This year at the prelims for the Dutch Barista Championship, I brought a Natural Anaerobic Arabica from India to competition. Over my time of being a barista, rarely had I encountered Indian coffee in the bars in which I worked. For this reason I wrongly assumed that the quality and complexity might be lacking. It wasn’t until Back To Black introduced an Indonesian coffee to our bar that I began exploring what seems to be a wealth of underrepresented coffee. I was taken aback by a quality in the coffee from Asian countries that seemed so strikingly different from what I had experienced in coffees from the African continent and South America.
Following a curiosity to find out why we, baristas and consumers, weren’t so familiar with coffees from Asia, I came across some information that explained how a large outbreak of coffee leaf rust (in the late 19th century) forced coffee farmers to find solutions to make sure they still had a livelihood in coffee. This led to experiments with cultivating other species of coffee such as Robusta, which is cultivated most often for commodity purposes due to its resilience as a species and high productivity. Robusta then became most prominent and even to this day it is highly cultivated in Asian countries. For this reason, I was doubtful about bringing Indian coffee to competition but I believed it was time to shift gears and shine the spotlight on overlooked origins that deserve more attention for the incredible coffees that they are cultivating.
Introducing our Anaerobic Natural Indian coffee that we named Sunny & Ganesha (to reference the farmers). It is from a community of roughly five smallholder farms (that go by the name of Srirangalli Village) spread across the Pushpagiri Mountain Range in Western Ghats, South India. It is an absolutely Idyllic part of India and many people have compared it to the Scottish Highlands for its abundant natural beauty and untouched ruggedness. It is then no wonder that this mountain range has been labelled as one of the world’s top biodiversity hotspots with over 5000 different flowering plants, 139 kinds of mammals, 508 bird species and a staggering 178 different types of amphibians.
So why exactly is this relevant to the coffee? Well, the quality of the coffee relies heavily on the condition of the soil. It is therefore advantageous to create a polyculture in the soil to replenish rather than deplete the nutrients there. In these particular farms there are native varieties of peppercorn, citrus fruits and cardamom growing alongside the coffee and we have been able to detect hints of these flavour qualities when cupping. The coffee of Srirangalli Village is also shade grown which is a style of farming (also known as agroforestry) that promotes natural ecological relationships. ‘Shade grown’ has also been evidenced to enhance the coffee taste due to the way it slows down the ripening process, leading to a higher level of natural sugars in the cherries which improve the taste of the beans.

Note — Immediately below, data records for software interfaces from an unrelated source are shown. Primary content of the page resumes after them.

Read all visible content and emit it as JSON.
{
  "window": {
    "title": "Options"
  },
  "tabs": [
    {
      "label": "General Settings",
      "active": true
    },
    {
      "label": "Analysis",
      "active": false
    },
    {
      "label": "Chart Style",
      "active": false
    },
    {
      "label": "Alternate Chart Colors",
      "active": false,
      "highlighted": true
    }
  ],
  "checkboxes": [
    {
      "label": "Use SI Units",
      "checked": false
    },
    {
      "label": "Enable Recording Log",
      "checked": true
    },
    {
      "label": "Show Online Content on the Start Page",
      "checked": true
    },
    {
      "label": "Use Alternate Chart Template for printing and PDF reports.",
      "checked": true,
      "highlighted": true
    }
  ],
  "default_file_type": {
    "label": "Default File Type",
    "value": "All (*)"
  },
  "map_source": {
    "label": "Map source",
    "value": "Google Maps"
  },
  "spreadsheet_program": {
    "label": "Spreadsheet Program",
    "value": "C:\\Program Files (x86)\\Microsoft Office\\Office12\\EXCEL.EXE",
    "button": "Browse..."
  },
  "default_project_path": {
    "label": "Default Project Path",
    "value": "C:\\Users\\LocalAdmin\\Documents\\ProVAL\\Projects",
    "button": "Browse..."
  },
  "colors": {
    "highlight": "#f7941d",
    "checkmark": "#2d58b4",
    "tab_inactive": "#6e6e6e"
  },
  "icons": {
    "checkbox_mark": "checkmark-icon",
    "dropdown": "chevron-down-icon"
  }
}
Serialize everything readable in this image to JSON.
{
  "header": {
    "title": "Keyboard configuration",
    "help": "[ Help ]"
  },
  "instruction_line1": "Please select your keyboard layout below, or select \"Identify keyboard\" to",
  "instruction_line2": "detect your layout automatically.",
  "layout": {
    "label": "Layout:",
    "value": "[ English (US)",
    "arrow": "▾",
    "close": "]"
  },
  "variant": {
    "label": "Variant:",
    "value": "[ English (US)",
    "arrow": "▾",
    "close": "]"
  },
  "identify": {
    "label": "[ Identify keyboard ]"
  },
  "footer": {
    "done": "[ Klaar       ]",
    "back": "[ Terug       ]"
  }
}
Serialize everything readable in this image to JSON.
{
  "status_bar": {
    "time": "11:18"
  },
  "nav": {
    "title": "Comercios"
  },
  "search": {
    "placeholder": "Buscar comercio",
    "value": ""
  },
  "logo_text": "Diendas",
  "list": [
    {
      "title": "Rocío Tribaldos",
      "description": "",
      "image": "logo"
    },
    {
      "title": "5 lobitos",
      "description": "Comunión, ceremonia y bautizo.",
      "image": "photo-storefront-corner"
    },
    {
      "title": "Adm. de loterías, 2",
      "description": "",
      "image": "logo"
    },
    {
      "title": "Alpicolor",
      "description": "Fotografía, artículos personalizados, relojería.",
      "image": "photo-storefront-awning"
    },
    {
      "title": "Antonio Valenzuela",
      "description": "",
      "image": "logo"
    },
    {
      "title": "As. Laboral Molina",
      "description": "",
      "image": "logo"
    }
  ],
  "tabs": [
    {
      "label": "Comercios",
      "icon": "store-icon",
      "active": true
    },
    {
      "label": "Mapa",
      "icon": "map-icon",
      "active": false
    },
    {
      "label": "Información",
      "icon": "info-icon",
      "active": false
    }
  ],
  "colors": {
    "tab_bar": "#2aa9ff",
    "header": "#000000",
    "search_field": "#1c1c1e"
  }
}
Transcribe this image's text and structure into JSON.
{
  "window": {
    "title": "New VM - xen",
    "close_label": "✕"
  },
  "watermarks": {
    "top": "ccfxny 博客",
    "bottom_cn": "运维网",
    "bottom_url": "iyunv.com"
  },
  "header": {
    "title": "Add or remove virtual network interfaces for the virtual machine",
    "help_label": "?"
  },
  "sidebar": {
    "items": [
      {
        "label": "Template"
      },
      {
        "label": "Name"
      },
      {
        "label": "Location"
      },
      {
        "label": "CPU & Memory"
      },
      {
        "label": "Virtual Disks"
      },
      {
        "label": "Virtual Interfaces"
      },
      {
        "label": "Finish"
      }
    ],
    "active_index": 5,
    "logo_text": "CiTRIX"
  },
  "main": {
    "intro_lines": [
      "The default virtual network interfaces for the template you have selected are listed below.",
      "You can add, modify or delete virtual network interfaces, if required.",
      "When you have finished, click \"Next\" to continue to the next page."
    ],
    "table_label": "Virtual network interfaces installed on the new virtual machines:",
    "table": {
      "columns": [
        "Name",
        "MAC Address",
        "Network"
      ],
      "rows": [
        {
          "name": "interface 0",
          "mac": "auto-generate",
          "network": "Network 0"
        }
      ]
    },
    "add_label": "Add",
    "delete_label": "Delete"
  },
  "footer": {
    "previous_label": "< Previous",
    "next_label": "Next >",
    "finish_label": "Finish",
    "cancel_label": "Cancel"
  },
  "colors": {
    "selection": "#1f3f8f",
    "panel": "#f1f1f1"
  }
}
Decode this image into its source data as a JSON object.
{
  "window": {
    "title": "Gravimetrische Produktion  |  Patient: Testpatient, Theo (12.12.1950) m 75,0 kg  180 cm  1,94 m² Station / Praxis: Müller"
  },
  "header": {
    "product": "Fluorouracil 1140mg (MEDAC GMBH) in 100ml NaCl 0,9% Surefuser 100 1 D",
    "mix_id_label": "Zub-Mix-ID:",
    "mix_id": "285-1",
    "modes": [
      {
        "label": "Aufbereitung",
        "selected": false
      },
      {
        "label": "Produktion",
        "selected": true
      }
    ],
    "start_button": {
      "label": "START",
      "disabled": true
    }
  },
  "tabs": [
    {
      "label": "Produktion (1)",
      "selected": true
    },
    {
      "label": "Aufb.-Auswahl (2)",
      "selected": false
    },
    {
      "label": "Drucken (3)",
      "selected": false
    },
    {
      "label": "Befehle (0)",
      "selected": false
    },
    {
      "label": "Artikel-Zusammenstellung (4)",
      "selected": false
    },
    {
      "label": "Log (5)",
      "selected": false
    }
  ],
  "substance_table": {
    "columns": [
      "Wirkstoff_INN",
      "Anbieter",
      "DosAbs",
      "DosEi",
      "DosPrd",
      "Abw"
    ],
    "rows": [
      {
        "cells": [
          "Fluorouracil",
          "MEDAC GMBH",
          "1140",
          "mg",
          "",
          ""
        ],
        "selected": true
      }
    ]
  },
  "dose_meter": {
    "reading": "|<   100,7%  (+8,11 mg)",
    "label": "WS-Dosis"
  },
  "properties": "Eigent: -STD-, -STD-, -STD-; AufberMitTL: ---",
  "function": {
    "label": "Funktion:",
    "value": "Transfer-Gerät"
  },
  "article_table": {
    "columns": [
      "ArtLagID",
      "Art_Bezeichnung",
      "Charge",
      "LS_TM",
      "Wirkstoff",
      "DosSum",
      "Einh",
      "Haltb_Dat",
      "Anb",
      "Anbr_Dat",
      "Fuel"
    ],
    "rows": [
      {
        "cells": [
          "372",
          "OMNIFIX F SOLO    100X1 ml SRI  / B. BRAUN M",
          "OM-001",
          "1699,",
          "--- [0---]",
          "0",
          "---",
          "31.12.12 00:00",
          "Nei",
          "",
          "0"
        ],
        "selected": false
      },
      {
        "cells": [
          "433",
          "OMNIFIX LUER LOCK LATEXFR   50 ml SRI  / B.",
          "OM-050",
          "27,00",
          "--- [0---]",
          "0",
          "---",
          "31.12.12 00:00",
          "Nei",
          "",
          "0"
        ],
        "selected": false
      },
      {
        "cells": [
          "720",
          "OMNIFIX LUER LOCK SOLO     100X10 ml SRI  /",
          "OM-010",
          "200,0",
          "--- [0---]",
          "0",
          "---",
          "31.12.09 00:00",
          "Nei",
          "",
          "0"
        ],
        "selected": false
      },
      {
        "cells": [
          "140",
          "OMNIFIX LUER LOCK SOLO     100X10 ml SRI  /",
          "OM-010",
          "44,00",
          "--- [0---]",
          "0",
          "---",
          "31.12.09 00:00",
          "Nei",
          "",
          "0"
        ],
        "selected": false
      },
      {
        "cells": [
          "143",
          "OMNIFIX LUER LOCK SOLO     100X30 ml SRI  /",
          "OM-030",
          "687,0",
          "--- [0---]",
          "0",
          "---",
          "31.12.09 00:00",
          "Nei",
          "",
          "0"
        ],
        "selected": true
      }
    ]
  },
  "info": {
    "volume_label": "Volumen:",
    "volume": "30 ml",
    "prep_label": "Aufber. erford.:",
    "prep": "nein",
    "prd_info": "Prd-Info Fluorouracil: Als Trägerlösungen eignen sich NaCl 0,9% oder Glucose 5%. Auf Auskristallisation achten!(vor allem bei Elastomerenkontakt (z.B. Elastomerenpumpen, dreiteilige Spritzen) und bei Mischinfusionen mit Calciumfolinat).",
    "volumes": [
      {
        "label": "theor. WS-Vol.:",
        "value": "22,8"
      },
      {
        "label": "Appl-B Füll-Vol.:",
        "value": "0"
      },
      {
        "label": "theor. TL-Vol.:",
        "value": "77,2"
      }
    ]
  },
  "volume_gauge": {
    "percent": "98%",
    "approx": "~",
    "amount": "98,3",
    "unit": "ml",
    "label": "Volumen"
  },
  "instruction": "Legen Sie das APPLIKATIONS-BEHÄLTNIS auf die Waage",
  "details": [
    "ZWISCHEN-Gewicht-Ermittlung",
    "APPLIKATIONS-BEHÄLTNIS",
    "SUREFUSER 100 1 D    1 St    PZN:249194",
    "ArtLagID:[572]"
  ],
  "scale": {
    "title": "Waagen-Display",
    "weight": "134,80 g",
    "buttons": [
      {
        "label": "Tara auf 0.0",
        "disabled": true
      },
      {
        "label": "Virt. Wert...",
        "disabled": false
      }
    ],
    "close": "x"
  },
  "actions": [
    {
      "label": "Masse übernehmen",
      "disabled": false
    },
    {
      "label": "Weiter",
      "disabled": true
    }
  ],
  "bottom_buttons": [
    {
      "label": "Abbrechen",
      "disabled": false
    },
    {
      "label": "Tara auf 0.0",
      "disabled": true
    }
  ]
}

It was the sense of giving back to nature that I really found striking when talking to Komal from South India Coffee Company. She along with husband Ashkay are fifth generation coffee growers and merchants that are on a mission to bring the best of the coffee grown in the Pushpagiri range to as wide an audience as possible, changing the current narrative that surrounds Indian coffee. It is really encouraging to see how they work with farmers who are using methods that are respectful of the natural environment.
We enjoy this coffee best brewed as a V60 filter, or if you feel like experimenting you can try my signature drink: 2 shots of India Sunny & Ganesha espresso, 100ml ginger beer, 50ml raspberry and lemon concentrate (which can be made at home in a pan on a low heat with 200g fresh raspberries, the juice of 2 lemons plus some grated lemon rind for extra lemon oil, 2 heaped tablespoons of sugar) and 1 teaspoons of walnut oil (this adds some hearty viscosity that is a perfect complement to the colder seasons)